- What needs to be done
Count the lines in the records that hold the string "icon". Only the number should be given.

——————

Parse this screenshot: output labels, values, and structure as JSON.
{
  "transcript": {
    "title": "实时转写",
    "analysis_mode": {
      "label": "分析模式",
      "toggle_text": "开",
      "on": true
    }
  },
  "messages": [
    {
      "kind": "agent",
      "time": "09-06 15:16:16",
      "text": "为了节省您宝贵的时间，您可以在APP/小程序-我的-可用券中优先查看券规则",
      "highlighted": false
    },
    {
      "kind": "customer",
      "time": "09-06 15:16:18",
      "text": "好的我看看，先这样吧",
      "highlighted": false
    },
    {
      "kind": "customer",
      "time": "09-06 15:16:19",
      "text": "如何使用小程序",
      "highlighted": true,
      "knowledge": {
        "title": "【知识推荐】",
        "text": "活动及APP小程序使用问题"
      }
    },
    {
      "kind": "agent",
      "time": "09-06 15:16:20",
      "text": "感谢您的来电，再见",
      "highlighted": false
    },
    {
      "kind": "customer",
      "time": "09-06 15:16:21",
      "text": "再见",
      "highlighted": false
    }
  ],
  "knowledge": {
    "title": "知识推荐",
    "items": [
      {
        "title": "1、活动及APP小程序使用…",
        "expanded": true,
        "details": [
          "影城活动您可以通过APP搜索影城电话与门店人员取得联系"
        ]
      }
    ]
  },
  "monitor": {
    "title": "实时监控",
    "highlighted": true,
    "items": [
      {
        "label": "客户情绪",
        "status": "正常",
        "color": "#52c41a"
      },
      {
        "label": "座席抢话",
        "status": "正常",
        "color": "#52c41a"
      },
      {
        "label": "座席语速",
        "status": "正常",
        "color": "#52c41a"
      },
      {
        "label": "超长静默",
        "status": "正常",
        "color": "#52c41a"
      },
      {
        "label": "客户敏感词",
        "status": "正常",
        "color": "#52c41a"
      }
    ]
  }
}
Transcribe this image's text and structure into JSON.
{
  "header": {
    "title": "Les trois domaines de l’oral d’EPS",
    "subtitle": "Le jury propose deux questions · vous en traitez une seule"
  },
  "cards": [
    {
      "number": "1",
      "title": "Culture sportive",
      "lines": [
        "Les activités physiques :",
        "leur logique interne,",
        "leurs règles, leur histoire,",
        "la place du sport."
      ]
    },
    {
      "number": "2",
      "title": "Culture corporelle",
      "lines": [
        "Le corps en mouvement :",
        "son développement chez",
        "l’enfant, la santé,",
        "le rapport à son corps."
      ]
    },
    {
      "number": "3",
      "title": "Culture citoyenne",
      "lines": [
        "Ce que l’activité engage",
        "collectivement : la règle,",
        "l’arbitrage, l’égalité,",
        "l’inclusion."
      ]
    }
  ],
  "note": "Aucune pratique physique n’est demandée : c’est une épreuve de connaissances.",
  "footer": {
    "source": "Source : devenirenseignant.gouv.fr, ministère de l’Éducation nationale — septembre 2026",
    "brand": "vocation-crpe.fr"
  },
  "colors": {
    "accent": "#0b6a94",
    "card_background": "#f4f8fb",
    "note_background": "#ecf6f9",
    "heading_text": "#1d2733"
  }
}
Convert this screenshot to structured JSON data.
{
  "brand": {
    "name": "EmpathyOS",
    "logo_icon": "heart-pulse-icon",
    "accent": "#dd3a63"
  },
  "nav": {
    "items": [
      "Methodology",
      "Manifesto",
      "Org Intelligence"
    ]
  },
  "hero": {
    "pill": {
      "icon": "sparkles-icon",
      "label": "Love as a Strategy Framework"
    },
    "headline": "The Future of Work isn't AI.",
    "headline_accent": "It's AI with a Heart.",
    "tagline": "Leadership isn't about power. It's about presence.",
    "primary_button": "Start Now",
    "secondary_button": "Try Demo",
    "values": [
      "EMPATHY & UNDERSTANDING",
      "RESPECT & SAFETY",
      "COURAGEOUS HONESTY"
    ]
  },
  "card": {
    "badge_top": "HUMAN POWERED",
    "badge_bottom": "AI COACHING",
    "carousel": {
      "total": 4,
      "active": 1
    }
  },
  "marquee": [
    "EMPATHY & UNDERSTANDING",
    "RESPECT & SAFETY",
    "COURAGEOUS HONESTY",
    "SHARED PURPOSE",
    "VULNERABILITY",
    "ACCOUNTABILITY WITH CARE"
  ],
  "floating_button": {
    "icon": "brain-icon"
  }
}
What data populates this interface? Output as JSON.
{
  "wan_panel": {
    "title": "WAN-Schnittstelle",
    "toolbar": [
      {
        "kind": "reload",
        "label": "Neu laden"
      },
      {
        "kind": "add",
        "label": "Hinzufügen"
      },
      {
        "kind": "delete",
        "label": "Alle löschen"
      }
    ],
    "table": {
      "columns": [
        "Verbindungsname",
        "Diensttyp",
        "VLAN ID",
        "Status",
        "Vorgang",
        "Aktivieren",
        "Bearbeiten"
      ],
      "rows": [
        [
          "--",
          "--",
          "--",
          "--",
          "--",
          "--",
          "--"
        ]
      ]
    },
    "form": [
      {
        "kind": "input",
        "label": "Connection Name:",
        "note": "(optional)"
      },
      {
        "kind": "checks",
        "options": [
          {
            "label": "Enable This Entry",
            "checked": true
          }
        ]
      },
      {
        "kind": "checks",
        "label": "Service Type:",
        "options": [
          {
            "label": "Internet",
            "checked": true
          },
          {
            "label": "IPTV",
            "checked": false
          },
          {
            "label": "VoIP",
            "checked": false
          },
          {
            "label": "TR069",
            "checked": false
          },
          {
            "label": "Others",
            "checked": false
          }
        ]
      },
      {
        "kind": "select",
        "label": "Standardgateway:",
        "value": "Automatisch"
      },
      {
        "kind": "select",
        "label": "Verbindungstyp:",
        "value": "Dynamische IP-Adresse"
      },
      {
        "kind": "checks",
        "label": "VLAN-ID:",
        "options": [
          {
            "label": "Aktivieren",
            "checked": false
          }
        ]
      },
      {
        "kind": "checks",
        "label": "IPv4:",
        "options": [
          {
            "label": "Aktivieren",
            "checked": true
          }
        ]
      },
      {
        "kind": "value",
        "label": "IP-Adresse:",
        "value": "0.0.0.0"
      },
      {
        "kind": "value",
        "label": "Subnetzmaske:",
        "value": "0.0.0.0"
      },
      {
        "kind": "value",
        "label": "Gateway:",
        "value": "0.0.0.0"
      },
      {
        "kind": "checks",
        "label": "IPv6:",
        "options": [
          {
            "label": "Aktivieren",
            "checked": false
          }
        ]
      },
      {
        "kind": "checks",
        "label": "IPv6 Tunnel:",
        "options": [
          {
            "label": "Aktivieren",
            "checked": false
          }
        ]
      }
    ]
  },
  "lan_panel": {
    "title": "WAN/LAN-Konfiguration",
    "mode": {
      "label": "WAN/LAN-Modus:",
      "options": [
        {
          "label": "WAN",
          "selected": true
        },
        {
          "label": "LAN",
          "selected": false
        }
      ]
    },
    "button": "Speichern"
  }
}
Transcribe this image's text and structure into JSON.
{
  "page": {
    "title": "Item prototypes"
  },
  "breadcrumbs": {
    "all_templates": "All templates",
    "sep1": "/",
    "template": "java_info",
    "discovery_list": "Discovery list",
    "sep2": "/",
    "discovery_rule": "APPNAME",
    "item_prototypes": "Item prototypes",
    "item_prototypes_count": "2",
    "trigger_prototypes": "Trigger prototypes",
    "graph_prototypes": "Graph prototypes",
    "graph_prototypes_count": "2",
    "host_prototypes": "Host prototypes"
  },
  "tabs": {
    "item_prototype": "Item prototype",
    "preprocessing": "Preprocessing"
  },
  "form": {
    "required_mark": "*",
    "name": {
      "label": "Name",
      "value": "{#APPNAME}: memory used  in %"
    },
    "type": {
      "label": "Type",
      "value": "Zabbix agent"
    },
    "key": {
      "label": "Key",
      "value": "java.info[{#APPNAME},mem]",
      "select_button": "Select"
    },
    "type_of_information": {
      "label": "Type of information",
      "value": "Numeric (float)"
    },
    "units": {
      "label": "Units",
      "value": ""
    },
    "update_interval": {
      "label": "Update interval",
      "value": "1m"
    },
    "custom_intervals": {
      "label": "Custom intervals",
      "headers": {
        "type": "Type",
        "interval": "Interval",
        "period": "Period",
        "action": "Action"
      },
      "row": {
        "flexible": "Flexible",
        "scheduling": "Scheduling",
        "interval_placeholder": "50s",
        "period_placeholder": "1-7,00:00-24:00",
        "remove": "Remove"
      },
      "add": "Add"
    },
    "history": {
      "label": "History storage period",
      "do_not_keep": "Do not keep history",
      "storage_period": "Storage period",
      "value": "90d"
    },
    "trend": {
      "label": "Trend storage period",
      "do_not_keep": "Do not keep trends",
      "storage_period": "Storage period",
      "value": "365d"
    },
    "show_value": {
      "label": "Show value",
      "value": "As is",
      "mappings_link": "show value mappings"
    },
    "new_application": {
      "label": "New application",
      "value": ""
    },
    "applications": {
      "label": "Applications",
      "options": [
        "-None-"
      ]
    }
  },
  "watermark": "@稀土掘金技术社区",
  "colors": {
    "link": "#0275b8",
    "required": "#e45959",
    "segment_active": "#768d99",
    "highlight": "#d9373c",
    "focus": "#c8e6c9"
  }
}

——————

- Response area
3